=== WHAT YOU WILL DO ===
Anywhere the string "icon" shows up in the listing below, copy the line it is in.
——
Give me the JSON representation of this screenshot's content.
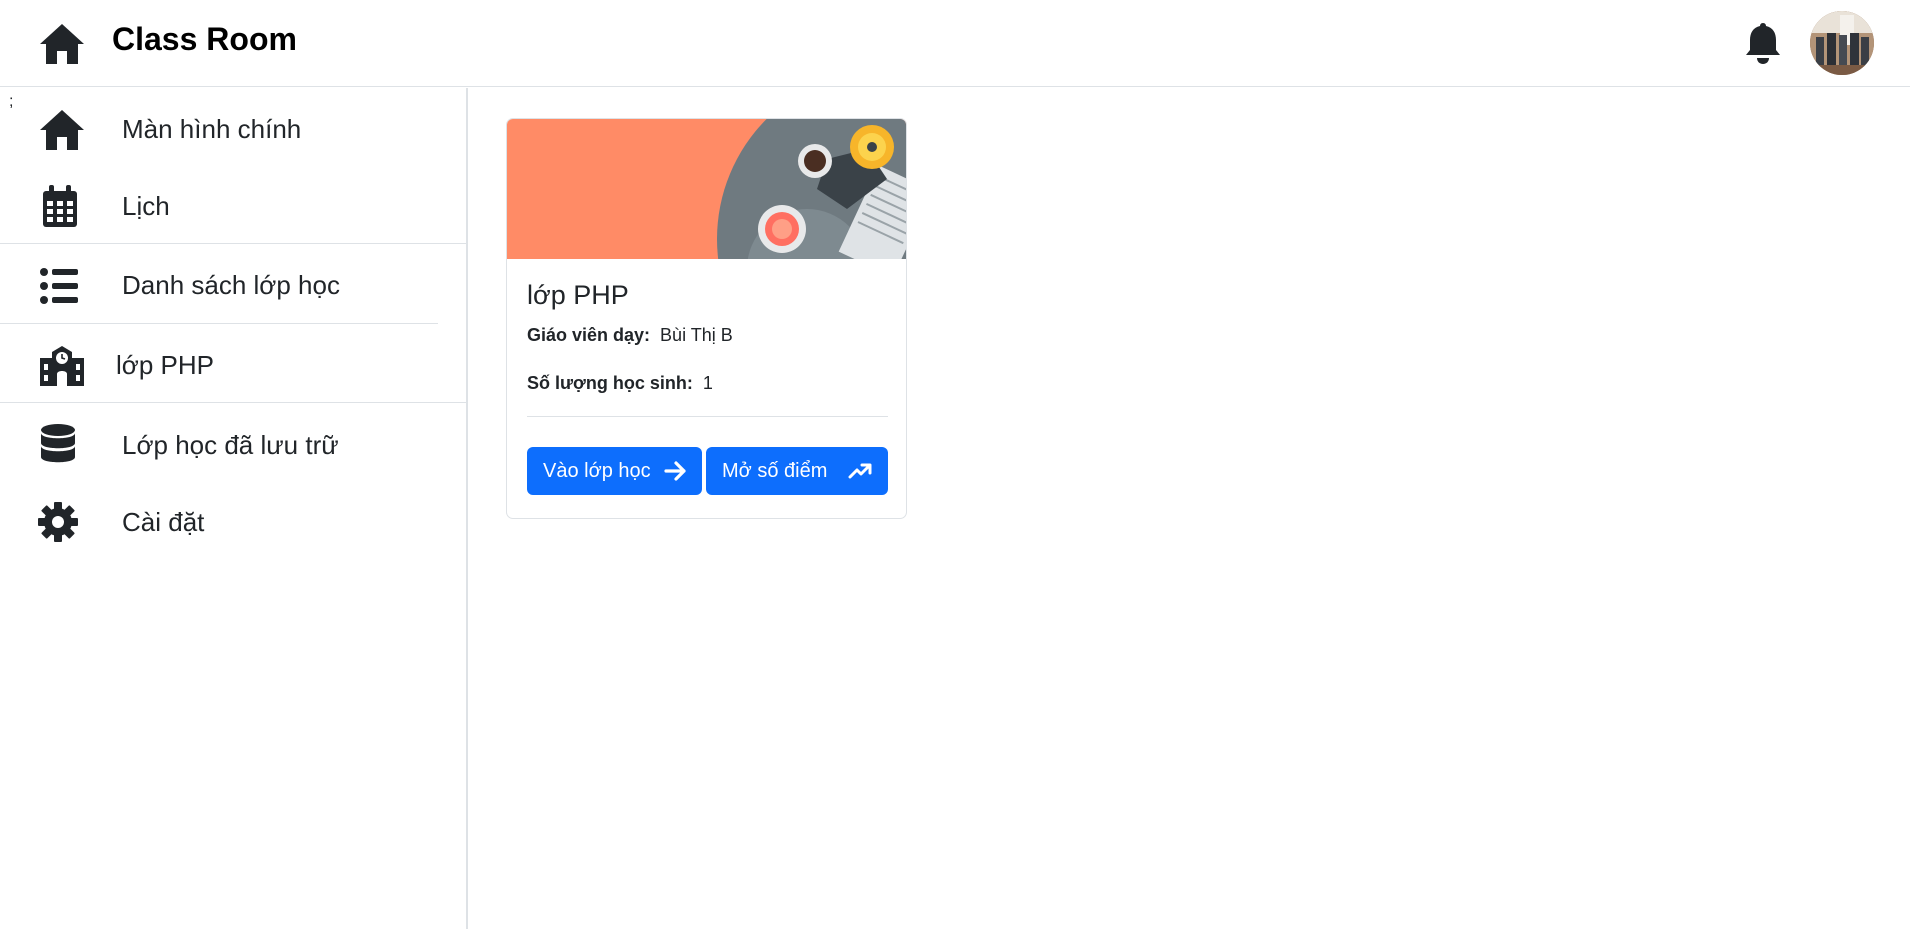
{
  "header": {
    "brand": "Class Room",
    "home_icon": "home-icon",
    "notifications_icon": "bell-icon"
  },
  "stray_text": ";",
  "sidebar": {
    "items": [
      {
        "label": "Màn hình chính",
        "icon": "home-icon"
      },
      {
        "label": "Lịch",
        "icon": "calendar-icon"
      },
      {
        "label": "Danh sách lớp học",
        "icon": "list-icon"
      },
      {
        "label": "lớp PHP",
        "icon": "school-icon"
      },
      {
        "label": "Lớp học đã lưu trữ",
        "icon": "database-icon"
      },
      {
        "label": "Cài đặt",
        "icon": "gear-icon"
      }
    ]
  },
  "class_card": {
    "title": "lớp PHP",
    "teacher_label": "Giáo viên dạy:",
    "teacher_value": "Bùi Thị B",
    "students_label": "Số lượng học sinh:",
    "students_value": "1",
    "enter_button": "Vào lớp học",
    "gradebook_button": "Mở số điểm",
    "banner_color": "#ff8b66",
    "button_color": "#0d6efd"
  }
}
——
=== WRITTEN ANSWER ===
    "home_icon": "home-icon",
    "notifications_icon": "bell-icon"
        "icon": "home-icon"
        "icon": "calendar-icon"
        "icon": "list-icon"
        "icon": "school-icon"
        "icon": "database-icon"
        "icon": "gear-icon"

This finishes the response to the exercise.